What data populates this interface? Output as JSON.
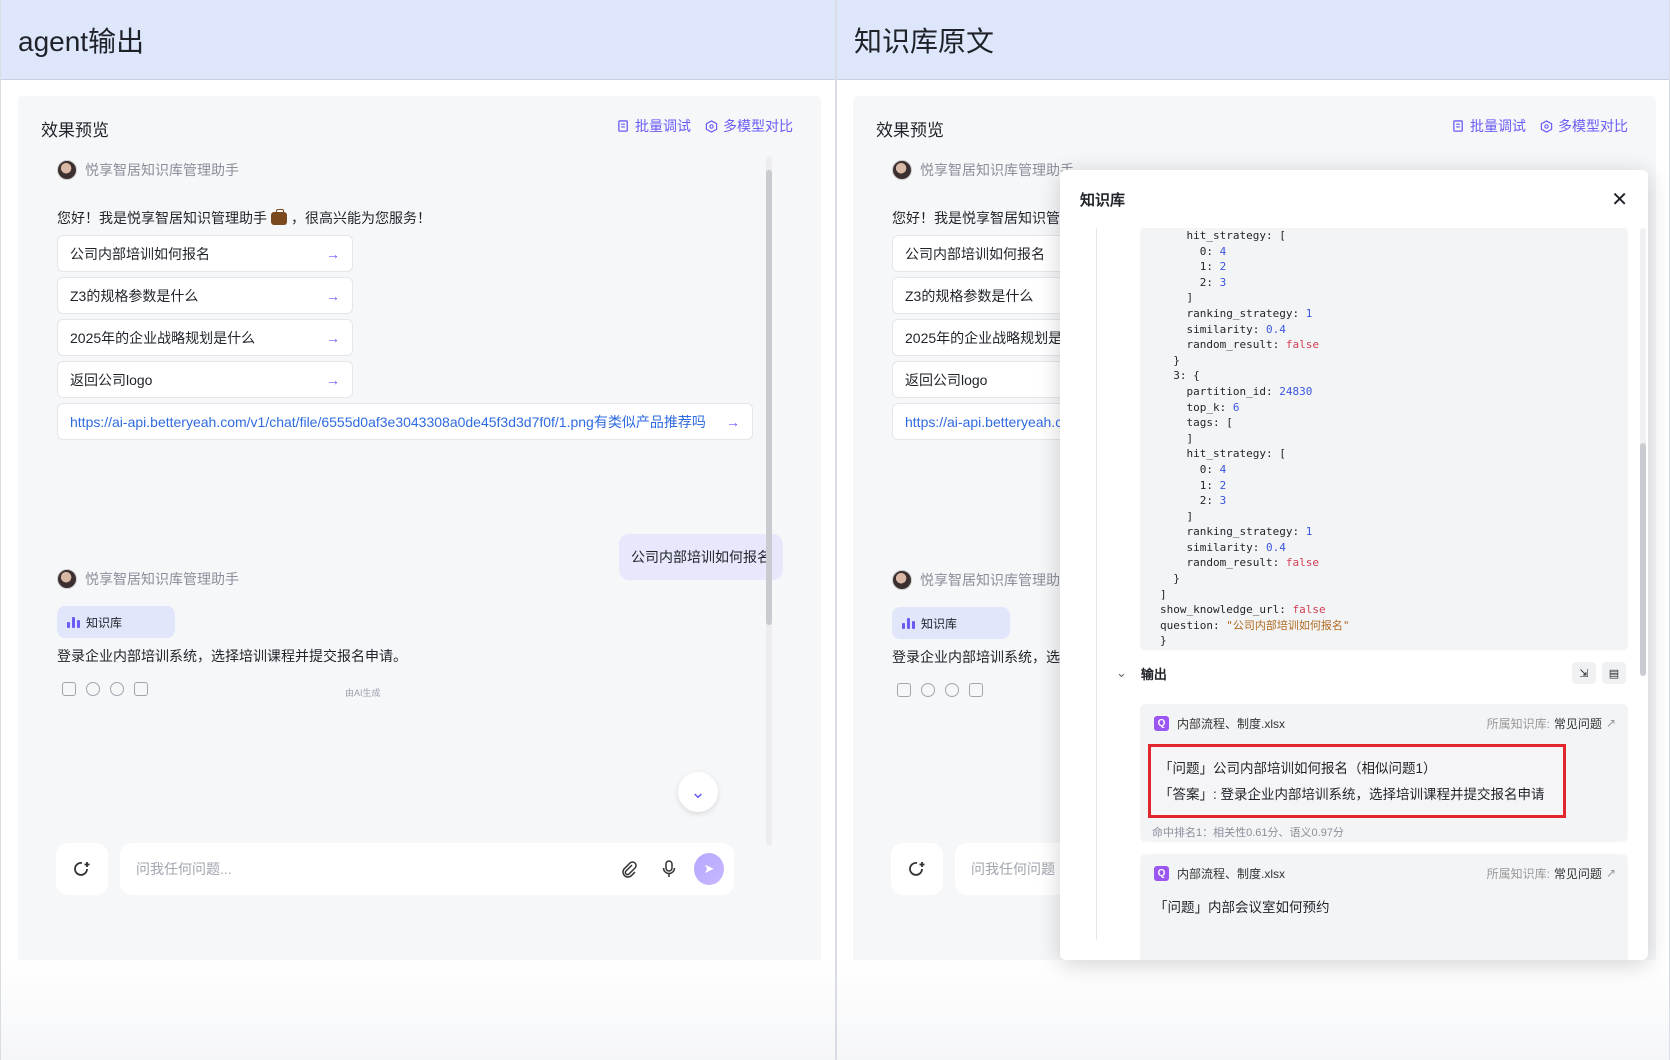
{
  "left_panel": {
    "header": "agent输出"
  },
  "right_panel": {
    "header": "知识库原文"
  },
  "preview": {
    "title": "效果预览",
    "batch_debug": "批量调试",
    "multi_model": "多模型对比",
    "bot_name": "悦享智居知识库管理助手",
    "greeting": "您好！我是悦享智居知识管理助手",
    "greeting_suffix": "，很高兴能为您服务！",
    "suggestions": [
      "公司内部培训如何报名",
      "Z3的规格参数是什么",
      "2025年的企业战略规划是什么",
      "返回公司logo"
    ],
    "suggestion_link": "https://ai-api.betteryeah.com/v1/chat/file/6555d0af3e3043308a0de45f3d3d7f0f/1.png有类似产品推荐吗",
    "suggestion_link_short": "https://ai-api.betteryeah.c",
    "user_message": "公司内部培训如何报名",
    "kb_chip": "知识库",
    "answer": "登录企业内部培训系统，选择培训课程并提交报名申请。",
    "answer_short": "登录企业内部培训系统，选抟",
    "ai_note": "由AI生成",
    "input_placeholder": "问我任何问题...",
    "input_placeholder_short": "问我任何问题"
  },
  "modal": {
    "title": "知识库",
    "code_lines": [
      [
        {
          "t": "    hit_strategy: [",
          "c": "k"
        }
      ],
      [
        {
          "t": "      0: ",
          "c": "k"
        },
        {
          "t": "4",
          "c": "v-num"
        }
      ],
      [
        {
          "t": "      1: ",
          "c": "k"
        },
        {
          "t": "2",
          "c": "v-num"
        }
      ],
      [
        {
          "t": "      2: ",
          "c": "k"
        },
        {
          "t": "3",
          "c": "v-num"
        }
      ],
      [
        {
          "t": "    ]",
          "c": "k"
        }
      ],
      [
        {
          "t": "    ranking_strategy: ",
          "c": "k"
        },
        {
          "t": "1",
          "c": "v-num"
        }
      ],
      [
        {
          "t": "    similarity: ",
          "c": "k"
        },
        {
          "t": "0.4",
          "c": "v-num"
        }
      ],
      [
        {
          "t": "    random_result: ",
          "c": "k"
        },
        {
          "t": "false",
          "c": "v-bool"
        }
      ],
      [
        {
          "t": "  }",
          "c": "k"
        }
      ],
      [
        {
          "t": "  3: {",
          "c": "k"
        }
      ],
      [
        {
          "t": "    partition_id: ",
          "c": "k"
        },
        {
          "t": "24830",
          "c": "v-num"
        }
      ],
      [
        {
          "t": "    top_k: ",
          "c": "k"
        },
        {
          "t": "6",
          "c": "v-num"
        }
      ],
      [
        {
          "t": "    tags: [",
          "c": "k"
        }
      ],
      [
        {
          "t": "    ]",
          "c": "k"
        }
      ],
      [
        {
          "t": "    hit_strategy: [",
          "c": "k"
        }
      ],
      [
        {
          "t": "      0: ",
          "c": "k"
        },
        {
          "t": "4",
          "c": "v-num"
        }
      ],
      [
        {
          "t": "      1: ",
          "c": "k"
        },
        {
          "t": "2",
          "c": "v-num"
        }
      ],
      [
        {
          "t": "      2: ",
          "c": "k"
        },
        {
          "t": "3",
          "c": "v-num"
        }
      ],
      [
        {
          "t": "    ]",
          "c": "k"
        }
      ],
      [
        {
          "t": "    ranking_strategy: ",
          "c": "k"
        },
        {
          "t": "1",
          "c": "v-num"
        }
      ],
      [
        {
          "t": "    similarity: ",
          "c": "k"
        },
        {
          "t": "0.4",
          "c": "v-num"
        }
      ],
      [
        {
          "t": "    random_result: ",
          "c": "k"
        },
        {
          "t": "false",
          "c": "v-bool"
        }
      ],
      [
        {
          "t": "  }",
          "c": "k"
        }
      ],
      [
        {
          "t": "]",
          "c": "k"
        }
      ],
      [
        {
          "t": "show_knowledge_url: ",
          "c": "k"
        },
        {
          "t": "false",
          "c": "v-bool"
        }
      ],
      [
        {
          "t": "question: ",
          "c": "k"
        },
        {
          "t": "\"公司内部培训如何报名\"",
          "c": "v-str"
        }
      ],
      [
        {
          "t": "}",
          "c": "k"
        }
      ]
    ],
    "output_label": "输出",
    "results": [
      {
        "file": "内部流程、制度.xlsx",
        "kb_label": "所属知识库:",
        "kb_name": "常见问题",
        "question": "「问题」公司内部培训如何报名（相似问题1）",
        "answer": "「答案」: 登录企业内部培训系统，选择培训课程并提交报名申请",
        "rank": "命中排名1：相关性0.61分、语义0.97分"
      },
      {
        "file": "内部流程、制度.xlsx",
        "kb_label": "所属知识库:",
        "kb_name": "常见问题",
        "question": "「问题」内部会议室如何预约"
      }
    ]
  },
  "colors": {
    "accent": "#6a5cf6",
    "header_bg": "#dde6fb",
    "highlight_border": "#e3262b",
    "link": "#2f6be0"
  }
}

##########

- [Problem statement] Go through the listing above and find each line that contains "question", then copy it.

- [Task output]
          "t": "question: ",
        "question": "「问题」公司内部培训如何报名（相似问题1）",
        "question": "「问题」内部会议室如何预约"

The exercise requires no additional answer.